Over the course of a career that has spanned more than five decades, poet Robert Pinsky has amassed numerous literary awards, including the Lenore Marshall Poetry Prize, the William Carlos Williams Award from the Poetry Society of America, the PEN/Voelcker Award, and the Theodore Roethke Memorial Poetry Prize. He is a three-time poet laureate of the United States, a College of Arts & Sciences professor of English, and a William Fairfield Warren Distinguished Professor, and he is an elected member of the American Academy of Arts and Sciences and the American Academy of Arts and Letters.
Tomorrow, Pinsky may add yet another honor to that list. His ninth collection of poetry, At the Foundling Hospital: Poems (Farrar Straus Giroux, 2016), has been nominated for a National Book Critics Circle (NBCC) award for poetry, one of the nation’s most respected literary prizes. Comprising nearly 1,000 book reviewers and editors, the NBCC bestows prizes each year in six categories: fiction, nonfiction, autobiography, biography, criticism, and poetry. Among past winners are Toni Morrison, Dave Eggers, and Taylor Branch.
The 30 poems collected in At the Foundling Hospital: Poems explore identity and the things that make each person unique. There is a largely elegiac tone to the poems, and several deal squarely with grief and loss. Reviewing the book for the Washington Post, Elizabeth Lund writes that the collection “demonstrates a tremendous range of thought and the ability to weave together complex ideas into resonant poems.” Craig Morgan Teicher writes in a Los Angeles Times review that the poems “are methodical, carefully built, heady, perhaps sometimes off-putting, gently sarcastic, and very good.”
One of the nation’s most visible poets (he once appeared in an episode of The Simpsons, has been a guest on Stephen Colbert’s late-night television show, and is the former poetry editor of Slate), Pinsky is also a noted translator, and the author of seven works of nonfiction. BU Today spoke with him recently about At the Foundling Hospital: Poems, literary awards, and his concerns about the future of public education given the current political climate.
BU Today: This is your ninth book of poems. How do you go about deciding what to include in any given collection?
Pinsky: The two criteria, in order, are sound and truth. The poem must sound good, and it must use any grace it may attain in the service of truth. The area of truth for this book is culture, good and bad.
What inspires you as a poet?
William Butler Yeats said, “I get a tune in my head.” The melodies of sentences, the harmonies and discords of vowels and consonants, it’s like noodling at a piano or squishing clay. The hope is that the intuitive playing with the material will psychoanalyze me, bring out some truth that was not entirely conscious.
Several poems—“Grief” and “In the Coma” for example—focus on personal loss and the inevitability of death. Have these subjects lately taken on more importance for you?
As you get older, you get closer to your death. And more friends die. The book is dedicated in part to dear friends who died in 2015, novelist and critic Alan Cheuse and poet and translator C. K. Williams.

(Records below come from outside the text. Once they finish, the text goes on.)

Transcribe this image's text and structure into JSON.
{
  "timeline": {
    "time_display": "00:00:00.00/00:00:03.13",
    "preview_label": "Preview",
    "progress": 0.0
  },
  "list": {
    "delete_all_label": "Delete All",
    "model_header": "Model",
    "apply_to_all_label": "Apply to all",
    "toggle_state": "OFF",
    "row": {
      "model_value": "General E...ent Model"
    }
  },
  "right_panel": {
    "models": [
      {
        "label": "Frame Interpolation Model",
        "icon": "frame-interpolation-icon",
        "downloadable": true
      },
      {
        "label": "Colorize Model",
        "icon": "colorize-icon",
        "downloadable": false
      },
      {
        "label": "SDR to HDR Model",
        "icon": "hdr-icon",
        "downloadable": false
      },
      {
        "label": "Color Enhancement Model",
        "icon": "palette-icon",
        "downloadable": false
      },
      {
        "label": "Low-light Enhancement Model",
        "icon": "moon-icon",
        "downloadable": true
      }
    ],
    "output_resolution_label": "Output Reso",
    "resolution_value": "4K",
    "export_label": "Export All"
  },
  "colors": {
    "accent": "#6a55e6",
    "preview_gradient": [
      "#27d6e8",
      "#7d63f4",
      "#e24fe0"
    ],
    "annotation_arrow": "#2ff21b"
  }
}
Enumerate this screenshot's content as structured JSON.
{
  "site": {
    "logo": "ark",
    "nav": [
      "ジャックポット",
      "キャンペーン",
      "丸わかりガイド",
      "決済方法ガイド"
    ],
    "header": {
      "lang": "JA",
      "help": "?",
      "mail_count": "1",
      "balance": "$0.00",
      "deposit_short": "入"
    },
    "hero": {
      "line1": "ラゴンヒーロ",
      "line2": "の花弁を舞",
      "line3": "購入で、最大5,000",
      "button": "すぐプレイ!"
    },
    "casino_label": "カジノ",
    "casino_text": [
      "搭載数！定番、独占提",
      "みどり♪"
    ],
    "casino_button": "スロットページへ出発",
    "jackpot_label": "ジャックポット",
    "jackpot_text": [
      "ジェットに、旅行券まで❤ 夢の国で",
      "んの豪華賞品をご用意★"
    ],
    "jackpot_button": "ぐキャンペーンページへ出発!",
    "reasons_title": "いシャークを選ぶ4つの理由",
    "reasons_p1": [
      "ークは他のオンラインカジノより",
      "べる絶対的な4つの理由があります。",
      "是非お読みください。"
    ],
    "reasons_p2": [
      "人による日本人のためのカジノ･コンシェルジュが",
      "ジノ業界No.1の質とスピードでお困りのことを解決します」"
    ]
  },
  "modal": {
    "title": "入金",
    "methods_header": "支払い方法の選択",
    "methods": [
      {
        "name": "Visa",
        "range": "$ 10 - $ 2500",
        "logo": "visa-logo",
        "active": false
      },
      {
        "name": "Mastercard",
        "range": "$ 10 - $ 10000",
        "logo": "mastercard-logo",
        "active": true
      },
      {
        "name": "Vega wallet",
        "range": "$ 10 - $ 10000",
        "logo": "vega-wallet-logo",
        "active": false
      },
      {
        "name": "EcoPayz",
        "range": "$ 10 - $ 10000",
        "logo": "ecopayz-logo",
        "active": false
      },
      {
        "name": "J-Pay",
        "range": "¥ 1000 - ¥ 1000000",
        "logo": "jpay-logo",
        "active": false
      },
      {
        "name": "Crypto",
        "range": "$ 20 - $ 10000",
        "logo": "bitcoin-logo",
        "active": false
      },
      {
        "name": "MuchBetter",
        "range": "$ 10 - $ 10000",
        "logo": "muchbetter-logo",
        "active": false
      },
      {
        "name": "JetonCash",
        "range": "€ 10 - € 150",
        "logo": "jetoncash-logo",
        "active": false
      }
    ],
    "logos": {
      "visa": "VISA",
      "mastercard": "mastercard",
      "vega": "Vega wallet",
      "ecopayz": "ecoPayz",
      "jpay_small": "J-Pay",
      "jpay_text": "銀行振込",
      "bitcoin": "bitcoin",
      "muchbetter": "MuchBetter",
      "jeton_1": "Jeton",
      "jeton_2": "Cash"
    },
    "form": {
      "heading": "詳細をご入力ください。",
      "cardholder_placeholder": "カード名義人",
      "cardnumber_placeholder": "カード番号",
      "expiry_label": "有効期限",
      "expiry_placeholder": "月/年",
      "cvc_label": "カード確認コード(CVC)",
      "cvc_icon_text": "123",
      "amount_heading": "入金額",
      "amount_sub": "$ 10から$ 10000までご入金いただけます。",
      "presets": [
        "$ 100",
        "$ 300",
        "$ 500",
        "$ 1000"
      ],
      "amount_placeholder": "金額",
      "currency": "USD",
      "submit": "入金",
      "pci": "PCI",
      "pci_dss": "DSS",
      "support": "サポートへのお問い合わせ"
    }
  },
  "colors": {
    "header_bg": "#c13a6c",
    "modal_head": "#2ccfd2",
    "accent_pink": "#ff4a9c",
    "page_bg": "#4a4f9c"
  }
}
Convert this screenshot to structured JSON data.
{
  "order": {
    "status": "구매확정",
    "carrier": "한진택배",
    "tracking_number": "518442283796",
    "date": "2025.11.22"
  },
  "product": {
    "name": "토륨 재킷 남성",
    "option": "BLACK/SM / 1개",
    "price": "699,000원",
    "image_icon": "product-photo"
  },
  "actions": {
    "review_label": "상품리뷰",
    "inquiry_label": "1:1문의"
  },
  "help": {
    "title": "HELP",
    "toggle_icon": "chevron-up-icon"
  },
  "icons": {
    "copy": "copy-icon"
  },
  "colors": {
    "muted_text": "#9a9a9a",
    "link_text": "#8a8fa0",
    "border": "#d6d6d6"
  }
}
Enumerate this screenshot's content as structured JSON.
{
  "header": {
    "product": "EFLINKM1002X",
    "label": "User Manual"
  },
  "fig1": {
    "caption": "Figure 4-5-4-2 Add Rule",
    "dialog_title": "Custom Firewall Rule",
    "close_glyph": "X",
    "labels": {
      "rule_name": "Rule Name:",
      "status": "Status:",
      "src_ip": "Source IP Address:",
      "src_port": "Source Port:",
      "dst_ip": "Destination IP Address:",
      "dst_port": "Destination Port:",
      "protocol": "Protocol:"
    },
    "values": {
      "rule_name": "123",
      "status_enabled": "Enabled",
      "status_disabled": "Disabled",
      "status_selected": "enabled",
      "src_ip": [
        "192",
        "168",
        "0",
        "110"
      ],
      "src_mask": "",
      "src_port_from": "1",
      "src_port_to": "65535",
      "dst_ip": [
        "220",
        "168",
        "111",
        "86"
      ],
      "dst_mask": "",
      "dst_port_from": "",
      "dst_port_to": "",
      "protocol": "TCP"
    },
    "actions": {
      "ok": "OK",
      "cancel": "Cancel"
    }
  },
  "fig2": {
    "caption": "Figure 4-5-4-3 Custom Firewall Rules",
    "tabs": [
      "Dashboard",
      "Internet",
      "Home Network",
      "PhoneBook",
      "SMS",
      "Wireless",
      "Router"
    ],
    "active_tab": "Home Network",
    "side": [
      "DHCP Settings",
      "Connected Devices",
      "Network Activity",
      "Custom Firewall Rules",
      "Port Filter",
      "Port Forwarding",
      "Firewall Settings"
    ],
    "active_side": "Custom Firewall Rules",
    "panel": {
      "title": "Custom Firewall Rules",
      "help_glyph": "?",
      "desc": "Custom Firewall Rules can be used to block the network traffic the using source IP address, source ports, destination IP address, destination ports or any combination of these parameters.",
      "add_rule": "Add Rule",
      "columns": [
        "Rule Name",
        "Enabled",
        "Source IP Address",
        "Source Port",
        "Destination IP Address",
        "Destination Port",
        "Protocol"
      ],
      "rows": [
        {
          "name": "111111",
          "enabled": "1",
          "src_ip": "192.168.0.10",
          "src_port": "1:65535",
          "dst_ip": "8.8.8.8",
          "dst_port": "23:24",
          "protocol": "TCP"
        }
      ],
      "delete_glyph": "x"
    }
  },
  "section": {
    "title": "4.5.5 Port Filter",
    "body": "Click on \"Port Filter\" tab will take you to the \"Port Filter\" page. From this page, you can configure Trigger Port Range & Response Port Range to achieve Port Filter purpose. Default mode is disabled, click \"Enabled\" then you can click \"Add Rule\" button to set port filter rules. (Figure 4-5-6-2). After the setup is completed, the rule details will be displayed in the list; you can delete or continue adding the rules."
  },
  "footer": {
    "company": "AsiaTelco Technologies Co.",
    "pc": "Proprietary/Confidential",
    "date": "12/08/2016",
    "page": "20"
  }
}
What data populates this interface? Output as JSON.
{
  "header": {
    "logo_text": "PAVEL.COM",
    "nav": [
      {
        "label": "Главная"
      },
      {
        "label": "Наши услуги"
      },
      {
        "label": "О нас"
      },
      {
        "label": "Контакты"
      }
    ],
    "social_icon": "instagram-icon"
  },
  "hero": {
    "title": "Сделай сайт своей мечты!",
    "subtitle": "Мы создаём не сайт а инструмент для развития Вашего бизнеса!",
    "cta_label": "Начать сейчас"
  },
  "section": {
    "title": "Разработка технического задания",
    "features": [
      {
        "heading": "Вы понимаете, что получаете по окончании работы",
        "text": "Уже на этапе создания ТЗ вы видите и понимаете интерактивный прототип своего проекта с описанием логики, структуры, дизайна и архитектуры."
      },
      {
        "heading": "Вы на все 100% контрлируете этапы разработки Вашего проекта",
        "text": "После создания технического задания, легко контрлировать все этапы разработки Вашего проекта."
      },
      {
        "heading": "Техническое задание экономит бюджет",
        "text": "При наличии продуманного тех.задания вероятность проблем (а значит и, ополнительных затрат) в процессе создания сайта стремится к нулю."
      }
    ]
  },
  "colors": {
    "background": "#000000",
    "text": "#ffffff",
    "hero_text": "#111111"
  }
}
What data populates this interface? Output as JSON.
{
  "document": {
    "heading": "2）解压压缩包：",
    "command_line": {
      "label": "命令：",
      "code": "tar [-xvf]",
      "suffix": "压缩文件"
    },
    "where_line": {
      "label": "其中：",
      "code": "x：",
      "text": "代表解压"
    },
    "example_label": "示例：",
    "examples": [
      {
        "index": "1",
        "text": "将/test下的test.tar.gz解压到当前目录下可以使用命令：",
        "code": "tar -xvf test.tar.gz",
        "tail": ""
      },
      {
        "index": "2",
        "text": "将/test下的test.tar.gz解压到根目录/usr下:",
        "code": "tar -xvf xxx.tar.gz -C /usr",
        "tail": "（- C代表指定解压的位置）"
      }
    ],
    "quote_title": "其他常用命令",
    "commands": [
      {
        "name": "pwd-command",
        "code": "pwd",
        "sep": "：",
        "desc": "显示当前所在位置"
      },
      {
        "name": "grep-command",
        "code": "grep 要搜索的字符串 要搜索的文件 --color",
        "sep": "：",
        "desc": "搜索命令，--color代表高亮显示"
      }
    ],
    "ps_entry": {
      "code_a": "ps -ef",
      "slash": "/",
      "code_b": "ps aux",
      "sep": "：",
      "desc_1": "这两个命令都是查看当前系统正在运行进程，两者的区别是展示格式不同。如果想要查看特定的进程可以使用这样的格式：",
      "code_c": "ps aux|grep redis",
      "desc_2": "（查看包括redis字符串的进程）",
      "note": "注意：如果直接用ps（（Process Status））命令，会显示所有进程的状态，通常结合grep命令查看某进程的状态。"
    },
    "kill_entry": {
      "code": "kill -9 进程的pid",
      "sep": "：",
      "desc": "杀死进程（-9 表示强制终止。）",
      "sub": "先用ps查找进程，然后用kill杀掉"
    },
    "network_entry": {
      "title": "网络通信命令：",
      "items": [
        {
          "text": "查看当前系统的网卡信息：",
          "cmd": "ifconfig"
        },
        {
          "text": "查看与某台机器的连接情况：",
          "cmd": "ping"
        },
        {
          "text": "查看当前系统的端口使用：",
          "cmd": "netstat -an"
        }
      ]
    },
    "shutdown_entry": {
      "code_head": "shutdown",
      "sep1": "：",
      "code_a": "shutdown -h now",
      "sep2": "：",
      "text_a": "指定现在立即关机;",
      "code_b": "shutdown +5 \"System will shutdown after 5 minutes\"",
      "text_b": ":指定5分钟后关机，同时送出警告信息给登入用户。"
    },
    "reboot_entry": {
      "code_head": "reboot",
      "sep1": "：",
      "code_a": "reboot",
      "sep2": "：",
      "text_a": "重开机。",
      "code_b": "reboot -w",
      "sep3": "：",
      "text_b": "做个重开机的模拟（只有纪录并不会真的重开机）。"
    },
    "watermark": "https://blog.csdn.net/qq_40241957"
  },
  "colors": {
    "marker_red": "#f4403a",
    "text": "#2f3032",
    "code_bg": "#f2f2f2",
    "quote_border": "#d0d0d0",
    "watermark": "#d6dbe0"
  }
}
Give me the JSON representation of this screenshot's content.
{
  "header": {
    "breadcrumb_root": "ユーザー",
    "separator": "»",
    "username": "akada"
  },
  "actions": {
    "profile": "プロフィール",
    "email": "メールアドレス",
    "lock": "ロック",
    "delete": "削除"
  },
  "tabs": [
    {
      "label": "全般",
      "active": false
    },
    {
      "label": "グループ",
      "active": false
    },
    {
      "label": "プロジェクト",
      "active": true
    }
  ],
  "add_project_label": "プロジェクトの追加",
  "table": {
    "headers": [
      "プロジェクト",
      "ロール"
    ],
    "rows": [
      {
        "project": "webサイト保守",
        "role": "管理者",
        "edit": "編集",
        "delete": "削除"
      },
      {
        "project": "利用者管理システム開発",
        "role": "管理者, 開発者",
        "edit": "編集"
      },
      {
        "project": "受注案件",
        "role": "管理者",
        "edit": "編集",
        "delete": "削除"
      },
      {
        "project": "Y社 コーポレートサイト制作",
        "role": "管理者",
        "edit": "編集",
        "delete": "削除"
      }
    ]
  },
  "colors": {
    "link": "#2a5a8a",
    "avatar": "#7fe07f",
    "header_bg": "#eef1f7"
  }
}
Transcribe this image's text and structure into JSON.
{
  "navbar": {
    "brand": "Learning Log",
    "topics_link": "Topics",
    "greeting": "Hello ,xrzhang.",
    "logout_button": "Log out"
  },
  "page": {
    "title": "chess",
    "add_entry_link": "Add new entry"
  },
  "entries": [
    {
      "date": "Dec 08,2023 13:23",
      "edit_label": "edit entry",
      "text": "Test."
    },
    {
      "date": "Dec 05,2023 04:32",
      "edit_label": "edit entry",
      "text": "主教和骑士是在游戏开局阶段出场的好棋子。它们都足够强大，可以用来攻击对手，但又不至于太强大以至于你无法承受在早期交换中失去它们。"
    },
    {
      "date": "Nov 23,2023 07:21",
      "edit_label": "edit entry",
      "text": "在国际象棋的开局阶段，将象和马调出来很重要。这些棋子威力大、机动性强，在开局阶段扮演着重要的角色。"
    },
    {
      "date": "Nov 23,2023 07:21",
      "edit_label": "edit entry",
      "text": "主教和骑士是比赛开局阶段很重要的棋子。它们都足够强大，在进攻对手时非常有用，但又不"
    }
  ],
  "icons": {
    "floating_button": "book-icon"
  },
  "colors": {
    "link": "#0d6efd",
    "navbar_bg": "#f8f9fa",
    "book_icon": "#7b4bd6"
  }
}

When Alan was in a coma, people sang and told jokes and read to him: culture calling, through us, to him, hoping he was a foundling we could reinitiate. Though it did not happen that way. Alan died.
What was your reaction when you learned that At the Foundling Hospital had been nominated for the 2016 National Book Critics Circle Award for poetry?
I try to be grateful for awards, prizes, titles, and I try not to overestimate them.
Why was it important to you to be one of several writers participating in the PEN America Writers Resist literary protest defending free expression just before President Trump’s inauguration?
PEN/Writers Resist commissioned an inaugural poem for that occasion: I wrote “Exile and Lightning,” which is posted on CNN Opinion. It’s the first poem I’ve published with the editorial note, “The opinions expressed are his.”
The menace and falsehood of the disastrous present administration have been widely noted.
There are fears that the new administration may cut funding for the arts and the humanities. How concerned are you?
While I am concerned, I know that the arts have done quite well without official funding. The threats to public education, including arts education, are terribly menacing, in a fundamental way. For me, that is a more serious, immediate menace that we must resist. Public education is essential to American democracy and culture.
Given the current political climate, do you worry about the future of poetry in America?
No. As Czeslaw Milosz says in his poem “Incantation,” the enemies of poetry and “philo-sophia” (science) “have delivered themselves to destruction.”
Poetry is fundamental, basic, inherent in the human animal. It is like food. And the history of art, like the history of food, may be full of horror and injustice. But the thing itself persists, by its nature.
The winners of this year’s National Book Critics Circle Awards will be announced tomorrow, Thursday, March 16, at a ceremony at the New School in New York City at 6:30 p.m. Robert Pinsky will read from At the Foundling Hospital: Poems tonight, Wednesday, March 15, at the National Book Critics Circle Award Finalists’ Reading at the New School, 66 West 12th St., at 6:30 p.m.